Delegates: Ms. Chiranthi Senanayake, Mr. Sachinda Dulanjana
51. Ms. Senanayake (Sri Lanka), speaking as a youth delegate, said that her country’s extensive youth related infrastructure operated under the umbrella of the Ministry of National Policies and Economic Affairs and included organizations such as a national youth
services council and a national federation of youth clubs. Free education had contributed to a literacy rate of more than 90 per cent. However, youth unemployment and underemployment remained high, owing in part to a need to develop youth skills by, for
example, focusing skill development programmes on the job market and increasing computer literacy. In that connection, Sri Lanka took pride in having contributed
to the establishment of World Youth Skills Day.
52. Mr. Dulanjana (Sri Lanka), speaking as a youth delegate, said that in 2015, with the support of the Ministry of Sustainable Development and Wildlife, the United Nations Information Centre in Sri Lanka had conducted an island-wide campaign to raise youth
awareness of the Sustainable Development Goals. Sri Lanka ranked second in the world for volunteerism, and young volunteers could be a driving force for achieving sustainable development. Young people needed to be educated about the importance of advocating
appropriate measures to protect human rights, including steps to increase the number of women parliamentarians and to create nurturing environments for girls and disabled children. The Sri Lankan youth delegates pledged to work to empower youth and create
the necessary environment for their development.

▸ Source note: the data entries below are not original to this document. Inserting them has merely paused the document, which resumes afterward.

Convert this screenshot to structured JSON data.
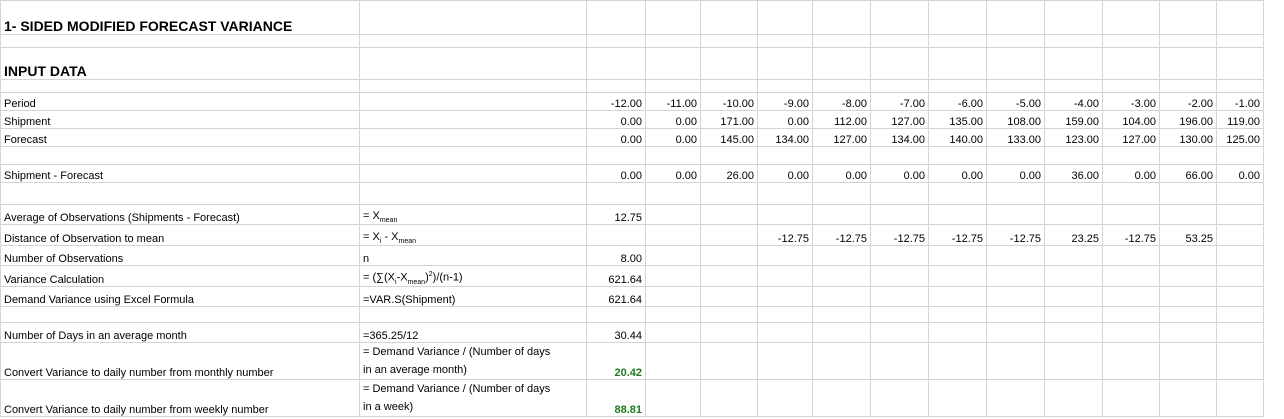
{
  "title": "1- SIDED MODIFIED FORECAST VARIANCE",
  "input_header": "INPUT DATA",
  "rows": {
    "period": {
      "label": "Period",
      "values": [
        "-12.00",
        "-11.00",
        "-10.00",
        "-9.00",
        "-8.00",
        "-7.00",
        "-6.00",
        "-5.00",
        "-4.00",
        "-3.00",
        "-2.00",
        "-1.00"
      ]
    },
    "shipment": {
      "label": "Shipment",
      "values": [
        "0.00",
        "0.00",
        "171.00",
        "0.00",
        "112.00",
        "127.00",
        "135.00",
        "108.00",
        "159.00",
        "104.00",
        "196.00",
        "119.00"
      ]
    },
    "forecast": {
      "label": "Forecast",
      "values": [
        "0.00",
        "0.00",
        "145.00",
        "134.00",
        "127.00",
        "134.00",
        "140.00",
        "133.00",
        "123.00",
        "127.00",
        "130.00",
        "125.00"
      ]
    },
    "diff": {
      "label": "Shipment - Forecast",
      "values": [
        "0.00",
        "0.00",
        "26.00",
        "0.00",
        "0.00",
        "0.00",
        "0.00",
        "0.00",
        "36.00",
        "0.00",
        "66.00",
        "0.00"
      ]
    }
  },
  "stats": {
    "avg": {
      "label": "Average of Observations (Shipments - Forecast)",
      "formula_prefix": "= X",
      "formula_sub": "mean",
      "value": "12.75"
    },
    "dist": {
      "label": "Distance of Observation to mean",
      "formula_a": "= X",
      "formula_sub_i": "i",
      "formula_mid": " - X",
      "formula_sub_mean": "mean",
      "values": [
        "",
        "",
        "",
        "-12.75",
        "-12.75",
        "-12.75",
        "-12.75",
        "-12.75",
        "23.25",
        "-12.75",
        "53.25",
        ""
      ]
    },
    "n": {
      "label": "Number of Observations",
      "formula": "n",
      "value": "8.00"
    },
    "var": {
      "label": "Variance Calculation",
      "f1": "= (∑(X",
      "f_sub_i": "i",
      "f2": "-X",
      "f_sub_mean": "mean",
      "f3": ")",
      "f_sup": "2",
      "f4": ")/(n-1)",
      "value": "621.64"
    },
    "excel": {
      "label": "Demand Variance using Excel Formula",
      "formula": "=VAR.S(Shipment)",
      "value": "621.64"
    },
    "days": {
      "label": "Number of Days in an average month",
      "formula": "=365.25/12",
      "value": "30.44"
    },
    "monthly": {
      "label": "Convert Variance to daily number from monthly number",
      "formula_l1": "= Demand Variance / (Number of days",
      "formula_l2": "in an average month)",
      "value": "20.42"
    },
    "weekly": {
      "label": "Convert Variance to daily number from weekly number",
      "formula_l1": "= Demand Variance / (Number of days",
      "formula_l2": "in a week)",
      "value": "88.81"
    }
  }
}
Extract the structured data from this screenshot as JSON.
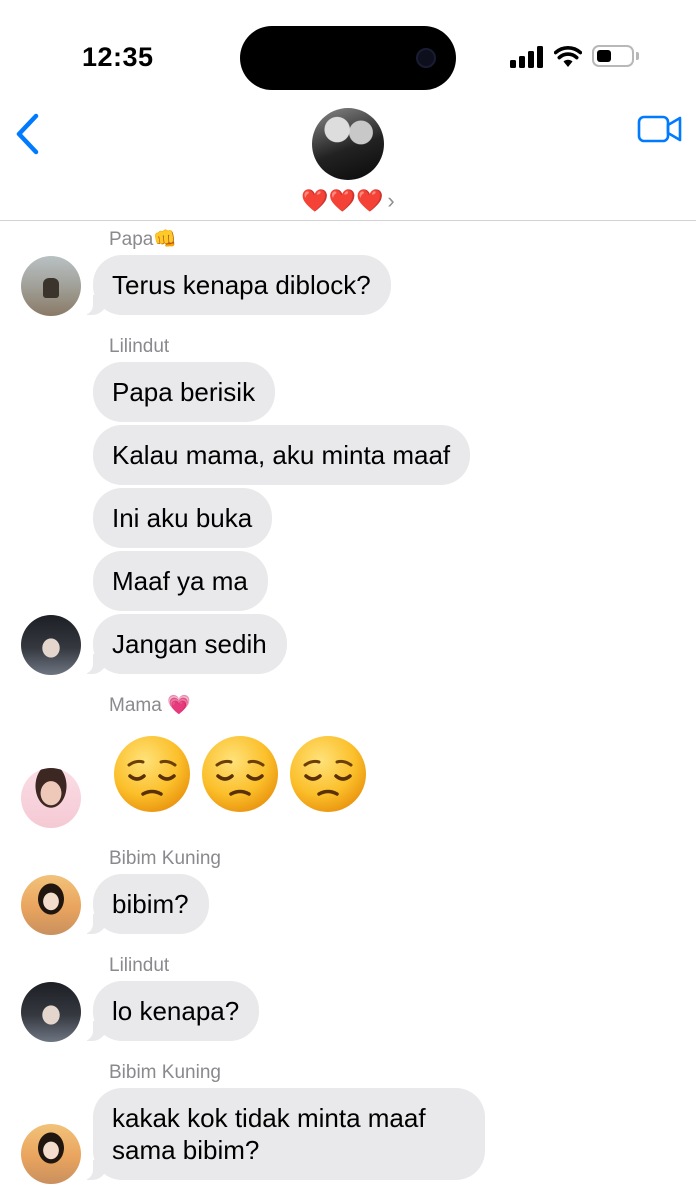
{
  "status_bar": {
    "time": "12:35"
  },
  "header": {
    "group_name": "❤️❤️❤️",
    "chevron": "›"
  },
  "icons": {
    "back": "chevron-left-icon",
    "video": "video-camera-icon",
    "signal": "cellular-signal-icon",
    "wifi": "wifi-icon",
    "battery": "battery-icon"
  },
  "colors": {
    "accent": "#007aff",
    "bubble": "#e9e9eb",
    "sender": "#8a8a8e"
  },
  "messages": [
    {
      "sender": "Papa👊",
      "texts": [
        "Terus kenapa diblock?"
      ]
    },
    {
      "sender": "Lilindut",
      "texts": [
        "Papa berisik",
        "Kalau mama, aku minta maaf",
        "Ini aku buka",
        "Maaf ya ma",
        "Jangan sedih"
      ]
    },
    {
      "sender": "Mama 💗",
      "emoji": [
        "😔",
        "😔",
        "😔"
      ]
    },
    {
      "sender": "Bibim Kuning",
      "texts": [
        "bibim?"
      ]
    },
    {
      "sender": "Lilindut",
      "texts": [
        "lo kenapa?"
      ]
    },
    {
      "sender": "Bibim Kuning",
      "texts": [
        "kakak kok tidak minta maaf sama bibim?"
      ]
    }
  ]
}
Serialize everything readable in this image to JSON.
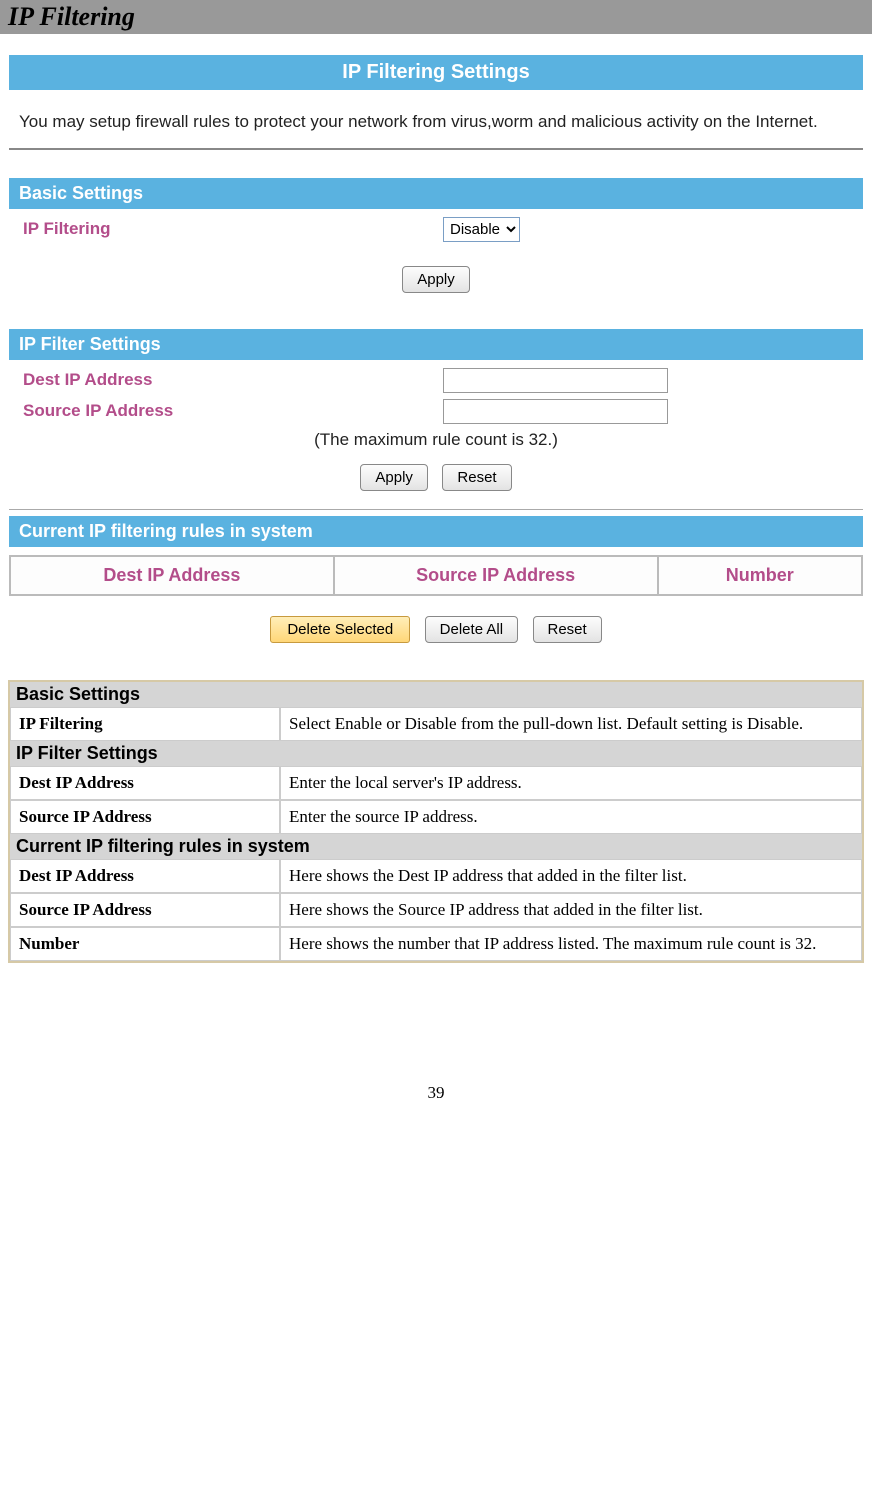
{
  "header": {
    "title": "IP Filtering"
  },
  "router": {
    "title": "IP Filtering Settings",
    "intro": "You may setup firewall rules to protect your network from virus,worm and malicious activity on the Internet.",
    "basic": {
      "section": "Basic Settings",
      "label": "IP Filtering",
      "value": "Disable",
      "apply": "Apply"
    },
    "filter": {
      "section": "IP Filter Settings",
      "dest_label": "Dest IP Address",
      "src_label": "Source IP Address",
      "hint": "(The maximum rule count is 32.)",
      "apply": "Apply",
      "reset": "Reset"
    },
    "rules": {
      "section": "Current IP filtering rules in system",
      "cols": {
        "dest": "Dest IP Address",
        "src": "Source IP Address",
        "num": "Number"
      }
    },
    "actions": {
      "del_sel": "Delete Selected",
      "del_all": "Delete All",
      "reset": "Reset"
    }
  },
  "desc": {
    "s1": "Basic Settings",
    "r1k": "IP Filtering",
    "r1v": "Select Enable or Disable from the pull-down list. Default setting is Disable.",
    "s2": "IP Filter Settings",
    "r2k": "Dest IP Address",
    "r2v": "Enter the local server's IP address.",
    "r3k": "Source IP Address",
    "r3v": "Enter the source IP address.",
    "s3": "Current IP filtering rules in system",
    "r4k": "Dest IP Address",
    "r4v": "Here shows the Dest IP address that added in the filter list.",
    "r5k": "Source IP Address",
    "r5v": "Here shows the Source IP address that added in the filter list.",
    "r6k": "Number",
    "r6v": "Here shows the number that IP address listed. The maximum rule count is 32."
  },
  "page_num": "39"
}
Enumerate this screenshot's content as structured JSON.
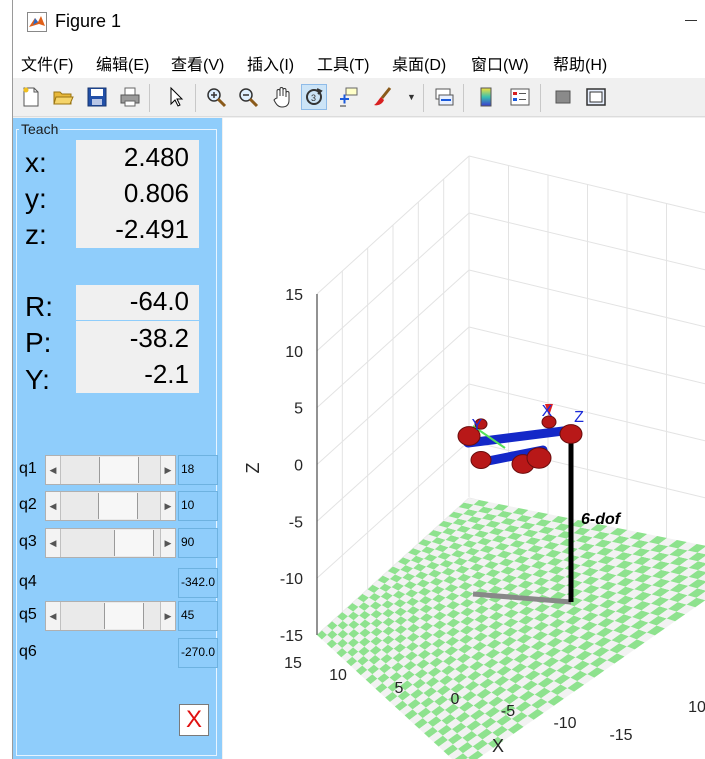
{
  "window": {
    "title": "Figure 1"
  },
  "menu": [
    "文件(F)",
    "编辑(E)",
    "查看(V)",
    "插入(I)",
    "工具(T)",
    "桌面(D)",
    "窗口(W)",
    "帮助(H)"
  ],
  "toolbar": {
    "icons": [
      "new-figure-icon",
      "open-file-icon",
      "save-icon",
      "print-icon",
      "pointer-icon",
      "zoom-in-icon",
      "zoom-out-icon",
      "pan-icon",
      "rotate-3d-icon",
      "data-cursor-icon",
      "brush-icon",
      "link-plot-icon",
      "colorbar-icon",
      "legend-icon",
      "hide-plot-tools-icon",
      "show-plot-tools-icon"
    ],
    "active": "rotate-3d-icon"
  },
  "teach": {
    "title": "Teach",
    "position": [
      {
        "label": "x:",
        "value": "2.480"
      },
      {
        "label": "y:",
        "value": "0.806"
      },
      {
        "label": "z:",
        "value": "-2.491"
      }
    ],
    "orientation": [
      {
        "label": "R:",
        "value": "-64.0"
      },
      {
        "label": "P:",
        "value": "-38.2"
      },
      {
        "label": "Y:",
        "value": "-2.1"
      }
    ],
    "joints": [
      {
        "label": "q1",
        "value": "18",
        "slider": true,
        "fraction": 0.62
      },
      {
        "label": "q2",
        "value": "10",
        "slider": true,
        "fraction": 0.6
      },
      {
        "label": "q3",
        "value": "90",
        "slider": true,
        "fraction": 0.85
      },
      {
        "label": "q4",
        "value": "-342.0",
        "slider": false
      },
      {
        "label": "q5",
        "value": "45",
        "slider": true,
        "fraction": 0.7
      },
      {
        "label": "q6",
        "value": "-270.0",
        "slider": false
      }
    ],
    "close_label": "X"
  },
  "chart_data": {
    "type": "3d-robot-plot",
    "zlabel": "Z",
    "xlabel": "X",
    "z_ticks": [
      "15",
      "10",
      "5",
      "0",
      "-5",
      "-10",
      "-15"
    ],
    "x_ticks": [
      "15",
      "10",
      "5",
      "0",
      "-5",
      "-10",
      "-15"
    ],
    "y_ticks": [
      "10"
    ],
    "zlim": [
      -15,
      15
    ],
    "xlim": [
      -15,
      15
    ],
    "grid": true,
    "robot_label": "6-dof",
    "frame_labels": [
      "Y",
      "X",
      "Z"
    ],
    "colors": {
      "floor_a": "#8ee28e",
      "floor_b": "#f2f2f2",
      "link": "#1428c8",
      "joint": "#b81818",
      "base": "#000000"
    }
  }
}
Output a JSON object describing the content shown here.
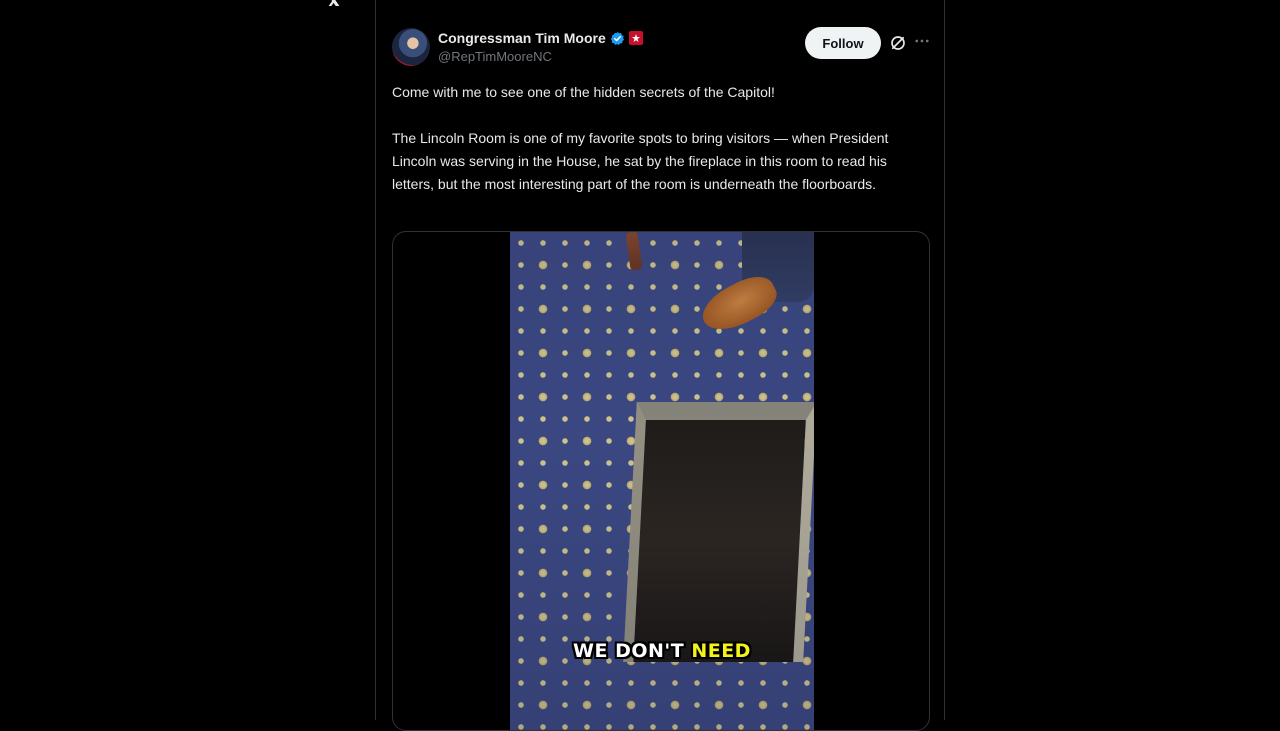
{
  "brand": {
    "logo_icon": "x-logo-icon"
  },
  "post": {
    "author": {
      "display_name": "Congressman Tim Moore",
      "handle": "@RepTimMooreNC",
      "verified_icon": "verified-badge-icon",
      "affiliation_icon": "government-badge-icon",
      "verified_color": "#1d9bf0",
      "affiliation_color": "#c8102e"
    },
    "follow_label": "Follow",
    "grok_icon": "grok-icon",
    "more_icon": "more-options-icon",
    "text_paragraphs": [
      "Come with me to see one of the hidden secrets of the Capitol!",
      "The Lincoln Room is one of my favorite spots to bring visitors — when President Lincoln was serving in the House, he sat by the fireplace in this room to read his letters, but the most interesting part of the room is underneath the floorboards."
    ],
    "video": {
      "caption_white": "WE DON'T ",
      "caption_highlight": "NEED",
      "caption_highlight_color": "#f4f21a"
    }
  }
}
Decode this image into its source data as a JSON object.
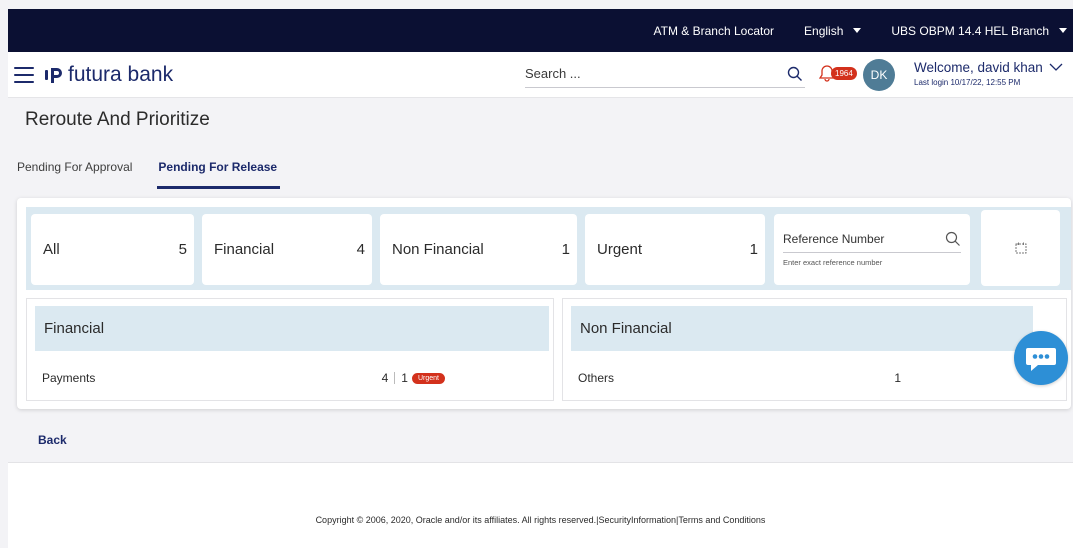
{
  "topbar": {
    "locator": "ATM & Branch Locator",
    "language": "English",
    "branch": "UBS OBPM 14.4 HEL Branch"
  },
  "header": {
    "brand": "futura bank",
    "search_placeholder": "Search ...",
    "notification_count": "1964",
    "avatar_initials": "DK",
    "welcome": "Welcome, david khan",
    "last_login": "Last login 10/17/22, 12:55 PM"
  },
  "page": {
    "title": "Reroute And Prioritize"
  },
  "tabs": [
    {
      "label": "Pending For Approval",
      "active": false
    },
    {
      "label": "Pending For Release",
      "active": true
    }
  ],
  "summary": {
    "cards": [
      {
        "label": "All",
        "count": "5"
      },
      {
        "label": "Financial",
        "count": "4"
      },
      {
        "label": "Non Financial",
        "count": "1"
      },
      {
        "label": "Urgent",
        "count": "1"
      }
    ],
    "reference_placeholder": "Reference Number",
    "reference_hint": "Enter exact reference number"
  },
  "sections": {
    "financial": {
      "title": "Financial",
      "row_label": "Payments",
      "row_count": "4",
      "urgent_count": "1",
      "urgent_badge": "Urgent"
    },
    "non_financial": {
      "title": "Non Financial",
      "row_label": "Others",
      "row_count": "1"
    }
  },
  "back_label": "Back",
  "footer": {
    "text": "Copyright © 2006, 2020, Oracle and/or its affiliates. All rights reserved.|SecurityInformation|Terms and Conditions"
  },
  "colors": {
    "navy": "#0b1033",
    "brand_blue": "#1c2a6b",
    "light_blue": "#dbe9f1",
    "urgent_red": "#d3311c",
    "chat_blue": "#2d8fd6"
  }
}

UN Doc.: A_C.3_71_SR.2
UN Doc.: A_C.3_71_SR.2, 4 October 2016, p. 8, Youth Delegate Search: https://youthdelegatesearch.org/sri-lanka-2016/.